Tuesday, February 20, 2018
What to watch today
In the week ahead, a more quiet economic schedule faces investors after a run of inflation readings this past week pointed to higher prices coming to the U.S. economy. The U.S. markets were closed on Monday in observation of the President’s Day holiday, bringing investors a shortened week after what have been three-straight volatile weeks of market action after a placid 2017.
Albertsons will buy chunk of Rite Aid: U.S. grocery chain operator Albertsons Companies Inc. plans to buy the part of Rite Aid Corp. (RAD) that is not being bought by Walgreens Boots Alliance Inc. (WBA), the Wall Street Journal reported on Tuesday. The drug store operator and Albertsons together are valued at around $24 billion, including debt, WSJ said. If the deal goes through, the agreement would create a company with revenue of $83 billion. [Reuters]
Sony to form alliance to build taxi-hailing system: Sony Corp. (SNE) said on Tuesday it would become the latest blue-chip firm to jockey for position in Japan’s taxi and ride-hailing market, with plans for a joint venture to develop an artificial intelligence-based hailing system. The partnership is the latest in a growing array of tie-ups between domestic taxi firms and tech companies, who see Japan as a potentially lucrative market but are prevented from offering ride-sharing services by stringent rules. [Reuters]
Morgan Stanley says stock slide was just appetizer for real deal: The U.S. stock market only had a taste of the potential damage from higher bond yields earlier this year, with the biggest test yet to come, according to Morgan Stanley. “Appetizer, not the main course,” is how the bank’s strategists described the correction of late January to early February. Although higher bond yields proved tough for equity investors to digest, the key metric of inflation-adjusted yields didn’t break out of their range for the past five years, they said in a note Monday. [Bloomberg]
Private trades in Spotify shares to play key role in upcoming debut: Spotify AB is counting on its surging private-market value to bolster the music-streaming service’s appeal to investors in an unorthodox public debut that could be the biggest since Snap Inc.’s $20 billion IPO last year. The listing, expected as soon as the end of March, isn’t an initial public offering. Instead, the Swedish company will simply float the shares on the New York Stock Exchange and let the market find a price, in what is known as a direct listing. [The Wall Street Journal]
For more of the latest news, go to Yahoo Finance
Yahoo Finance Originals

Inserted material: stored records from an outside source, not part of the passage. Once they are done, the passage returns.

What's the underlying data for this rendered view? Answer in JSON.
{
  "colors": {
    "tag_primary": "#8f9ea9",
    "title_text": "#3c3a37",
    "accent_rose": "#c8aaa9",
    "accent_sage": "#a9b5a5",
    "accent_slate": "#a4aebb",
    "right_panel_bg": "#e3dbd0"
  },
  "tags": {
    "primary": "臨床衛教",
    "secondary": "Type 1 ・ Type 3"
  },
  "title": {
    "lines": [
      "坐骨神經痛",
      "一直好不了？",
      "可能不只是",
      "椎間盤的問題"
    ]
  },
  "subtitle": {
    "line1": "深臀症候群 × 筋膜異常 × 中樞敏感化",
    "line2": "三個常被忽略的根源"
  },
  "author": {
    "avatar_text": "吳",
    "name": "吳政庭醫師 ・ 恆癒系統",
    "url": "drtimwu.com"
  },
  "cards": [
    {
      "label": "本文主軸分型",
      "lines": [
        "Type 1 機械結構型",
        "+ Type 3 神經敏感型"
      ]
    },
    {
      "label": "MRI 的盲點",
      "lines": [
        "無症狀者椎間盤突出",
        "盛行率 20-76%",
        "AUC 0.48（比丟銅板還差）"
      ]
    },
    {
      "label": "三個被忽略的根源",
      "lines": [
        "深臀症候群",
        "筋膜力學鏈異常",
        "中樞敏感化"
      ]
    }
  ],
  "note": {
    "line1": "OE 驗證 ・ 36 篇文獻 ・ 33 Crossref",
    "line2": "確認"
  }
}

Like what you just read? Get the Morning Brief sent directly to your inbox every Monday to Friday by 6:30 a.m. ET. And feel free to share it with a friend!
The Morning Brief provides a quick rundown on what to watch in the markets, top news stories, and the best of Yahoo Finance Originals.